WHAT THIS TASK INVOLVES:
A faithful, complete copy of the entries below is required, with images removed.

RECORD EXCERPTS:
-*-
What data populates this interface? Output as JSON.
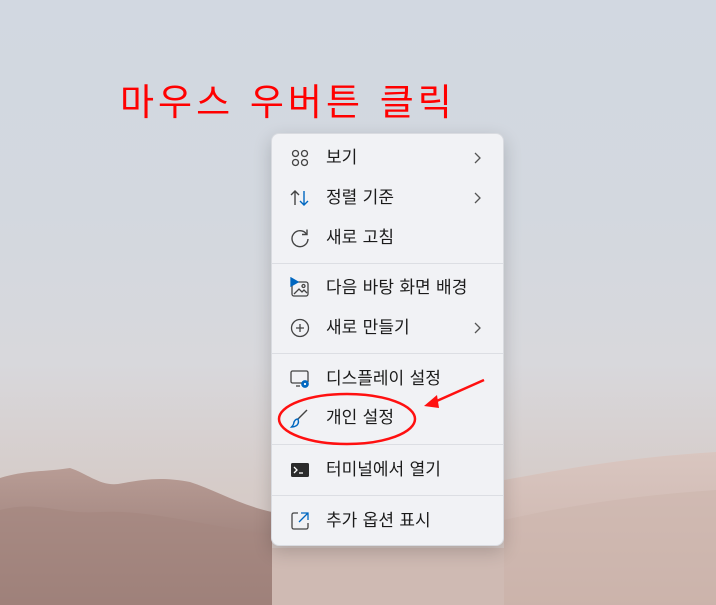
{
  "annotation": {
    "title": "마우스 우버튼 클릭",
    "color": "#ff0000"
  },
  "menu": {
    "items": [
      {
        "label": "보기",
        "icon": "grid-view-icon",
        "submenu": true
      },
      {
        "label": "정렬 기준",
        "icon": "sort-arrows-icon",
        "submenu": true
      },
      {
        "label": "새로 고침",
        "icon": "refresh-icon",
        "submenu": false
      },
      {
        "label": "다음 바탕 화면 배경",
        "icon": "next-background-icon",
        "submenu": false
      },
      {
        "label": "새로 만들기",
        "icon": "plus-circle-icon",
        "submenu": true
      },
      {
        "label": "디스플레이 설정",
        "icon": "display-settings-icon",
        "submenu": false
      },
      {
        "label": "개인 설정",
        "icon": "brush-icon",
        "submenu": false
      },
      {
        "label": "터미널에서 열기",
        "icon": "terminal-icon",
        "submenu": false
      },
      {
        "label": "추가 옵션 표시",
        "icon": "show-more-icon",
        "submenu": false
      }
    ],
    "accent_color": "#0067c0"
  }
}
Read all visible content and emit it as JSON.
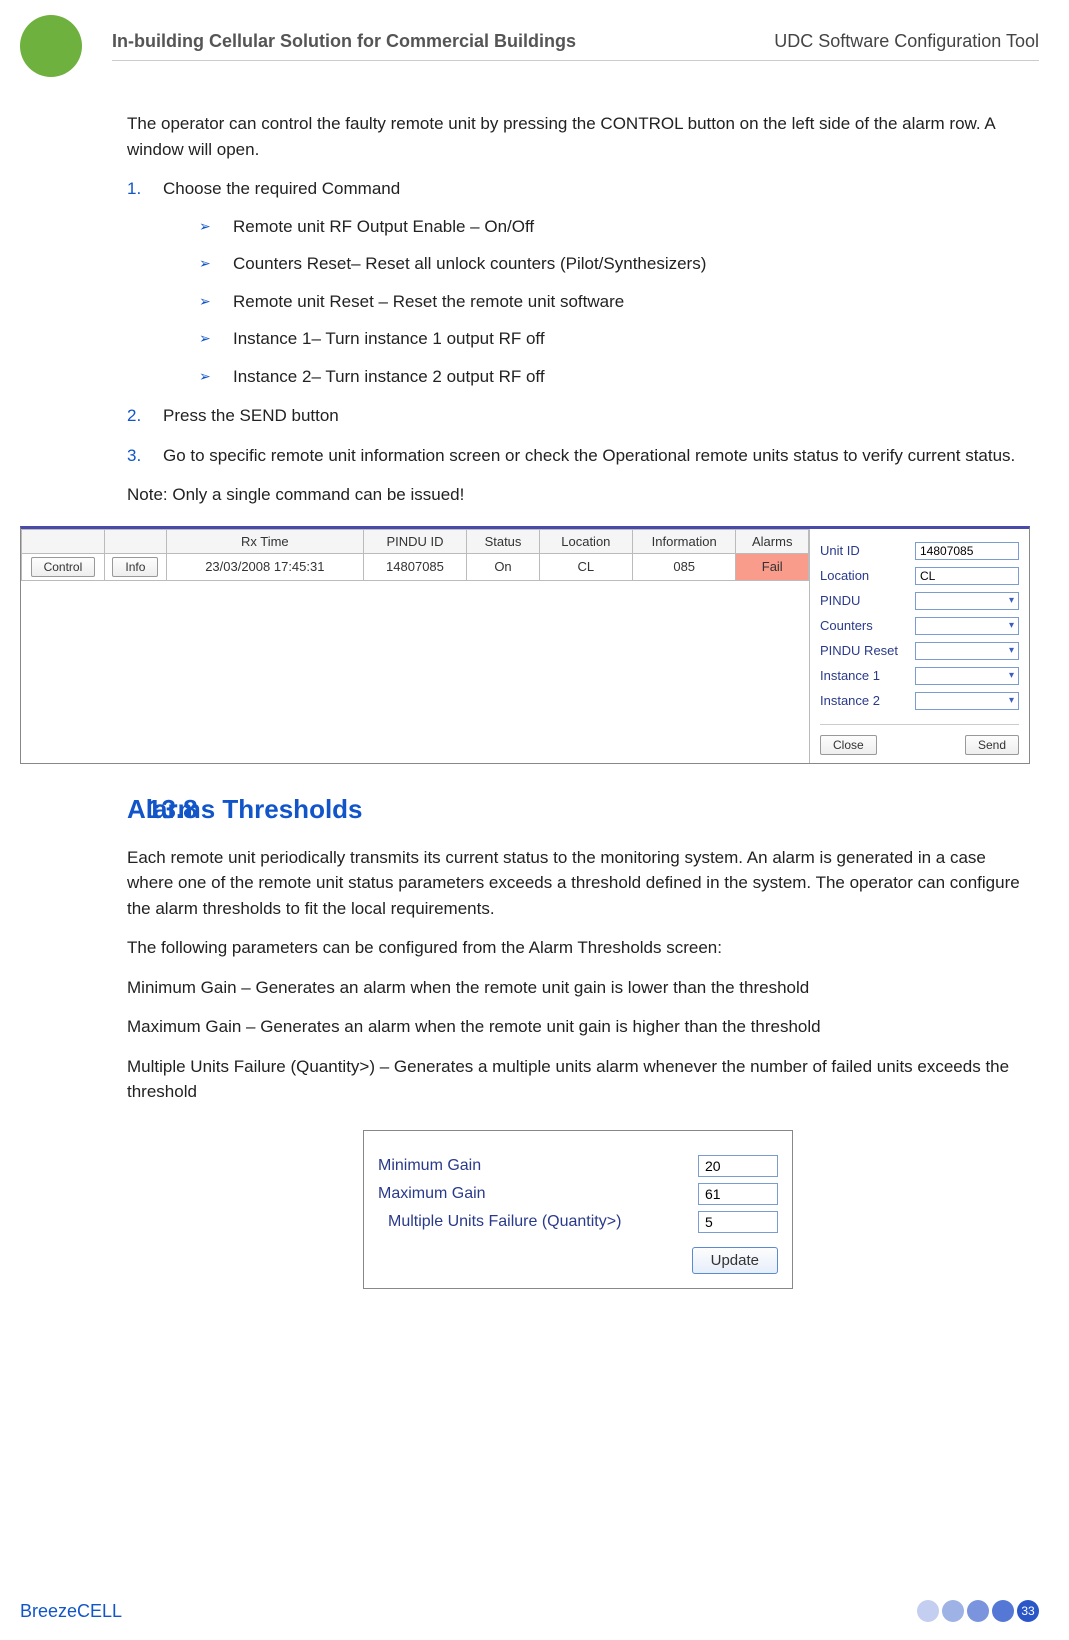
{
  "header": {
    "left": "In-building Cellular Solution for Commercial Buildings",
    "right": "UDC Software Configuration Tool"
  },
  "intro": "The operator can control the faulty remote unit by pressing the CONTROL button on the left side of the alarm row. A window will open.",
  "steps": {
    "s1_num": "1.",
    "s1": "Choose the required Command",
    "bullets": [
      "Remote unit RF Output Enable – On/Off",
      "Counters Reset– Reset all unlock counters (Pilot/Synthesizers)",
      "Remote unit Reset – Reset the remote unit software",
      "Instance 1– Turn instance 1 output RF off",
      "Instance 2– Turn instance 2 output RF off"
    ],
    "s2_num": "2.",
    "s2": "Press the SEND button",
    "s3_num": "3.",
    "s3": "Go to specific remote unit information screen or check the Operational remote units status to verify current status."
  },
  "note": "Note: Only a single command can be issued!",
  "grid": {
    "headers": [
      "",
      "",
      "Rx Time",
      "PINDU ID",
      "Status",
      "Location",
      "Information",
      "Alarms"
    ],
    "control_btn": "Control",
    "info_btn": "Info",
    "row": {
      "rx_time": "23/03/2008 17:45:31",
      "pindu": "14807085",
      "status": "On",
      "location": "CL",
      "info": "085",
      "alarms": "Fail"
    }
  },
  "panel": {
    "labels": {
      "unit_id": "Unit ID",
      "location": "Location",
      "pindu": "PINDU",
      "counters": "Counters",
      "pindu_reset": "PINDU Reset",
      "inst1": "Instance 1",
      "inst2": "Instance 2"
    },
    "values": {
      "unit_id": "14807085",
      "location": "CL"
    },
    "close": "Close",
    "send": "Send"
  },
  "section": {
    "num": "13.8",
    "title": "Alarms Thresholds"
  },
  "p1": "Each remote unit periodically transmits its current status to the monitoring system. An alarm is generated in a case where one of the remote unit status parameters exceeds a threshold defined in the system. The operator can configure the alarm thresholds to fit the local requirements.",
  "p2": "The following parameters can be configured from the Alarm Thresholds screen:",
  "p3": "Minimum Gain – Generates an alarm when the remote unit gain is lower than the threshold",
  "p4": "Maximum Gain – Generates an alarm when the remote unit gain is higher than the threshold",
  "p5": "Multiple Units Failure (Quantity>) – Generates a multiple units alarm whenever the number of failed units exceeds the threshold",
  "thresholds": {
    "min_label": "Minimum Gain",
    "min_val": "20",
    "max_label": "Maximum Gain",
    "max_val": "61",
    "multi_label": "Multiple Units Failure (Quantity>)",
    "multi_val": "5",
    "update": "Update"
  },
  "footer": {
    "brand": "BreezeCELL",
    "page": "33"
  }
}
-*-
OUTPUT OF THE TASK:
What data populates this interface? Output as JSON.
{
  "annotation": {
    "title": "마우스 우버튼 클릭",
    "color": "#ff0000"
  },
  "menu": {
    "items": [
      {
        "label": "보기",
        "icon": "grid-view-icon",
        "submenu": true
      },
      {
        "label": "정렬 기준",
        "icon": "sort-arrows-icon",
        "submenu": true
      },
      {
        "label": "새로 고침",
        "icon": "refresh-icon",
        "submenu": false
      },
      {
        "label": "다음 바탕 화면 배경",
        "icon": "next-background-icon",
        "submenu": false
      },
      {
        "label": "새로 만들기",
        "icon": "plus-circle-icon",
        "submenu": true
      },
      {
        "label": "디스플레이 설정",
        "icon": "display-settings-icon",
        "submenu": false
      },
      {
        "label": "개인 설정",
        "icon": "brush-icon",
        "submenu": false
      },
      {
        "label": "터미널에서 열기",
        "icon": "terminal-icon",
        "submenu": false
      },
      {
        "label": "추가 옵션 표시",
        "icon": "show-more-icon",
        "submenu": false
      }
    ],
    "accent_color": "#0067c0"
  }
}
Read all visible content and emit it as JSON.
{
  "header": {
    "left": "In-building Cellular Solution for Commercial Buildings",
    "right": "UDC Software Configuration Tool"
  },
  "intro": "The operator can control the faulty remote unit by pressing the CONTROL button on the left side of the alarm row. A window will open.",
  "steps": {
    "s1_num": "1.",
    "s1": "Choose the required Command",
    "bullets": [
      "Remote unit RF Output Enable – On/Off",
      "Counters Reset– Reset all unlock counters (Pilot/Synthesizers)",
      "Remote unit Reset – Reset the remote unit software",
      "Instance 1– Turn instance 1 output RF off",
      "Instance 2– Turn instance 2 output RF off"
    ],
    "s2_num": "2.",
    "s2": "Press the SEND button",
    "s3_num": "3.",
    "s3": "Go to specific remote unit information screen or check the Operational remote units status to verify current status."
  },
  "note": "Note: Only a single command can be issued!",
  "grid": {
    "headers": [
      "",
      "",
      "Rx Time",
      "PINDU ID",
      "Status",
      "Location",
      "Information",
      "Alarms"
    ],
    "control_btn": "Control",
    "info_btn": "Info",
    "row": {
      "rx_time": "23/03/2008 17:45:31",
      "pindu": "14807085",
      "status": "On",
      "location": "CL",
      "info": "085",
      "alarms": "Fail"
    }
  },
  "panel": {
    "labels": {
      "unit_id": "Unit ID",
      "location": "Location",
      "pindu": "PINDU",
      "counters": "Counters",
      "pindu_reset": "PINDU Reset",
      "inst1": "Instance 1",
      "inst2": "Instance 2"
    },
    "values": {
      "unit_id": "14807085",
      "location": "CL"
    },
    "close": "Close",
    "send": "Send"
  },
  "section": {
    "num": "13.8",
    "title": "Alarms Thresholds"
  },
  "p1": "Each remote unit periodically transmits its current status to the monitoring system. An alarm is generated in a case where one of the remote unit status parameters exceeds a threshold defined in the system. The operator can configure the alarm thresholds to fit the local requirements.",
  "p2": "The following parameters can be configured from the Alarm Thresholds screen:",
  "p3": "Minimum Gain – Generates an alarm when the remote unit gain is lower than the threshold",
  "p4": "Maximum Gain – Generates an alarm when the remote unit gain is higher than the threshold",
  "p5": "Multiple Units Failure (Quantity>) – Generates a multiple units alarm whenever the number of failed units exceeds the threshold",
  "thresholds": {
    "min_label": "Minimum Gain",
    "min_val": "20",
    "max_label": "Maximum Gain",
    "max_val": "61",
    "multi_label": "Multiple Units Failure (Quantity>)",
    "multi_val": "5",
    "update": "Update"
  },
  "footer": {
    "brand": "BreezeCELL",
    "page": "33"
  }
}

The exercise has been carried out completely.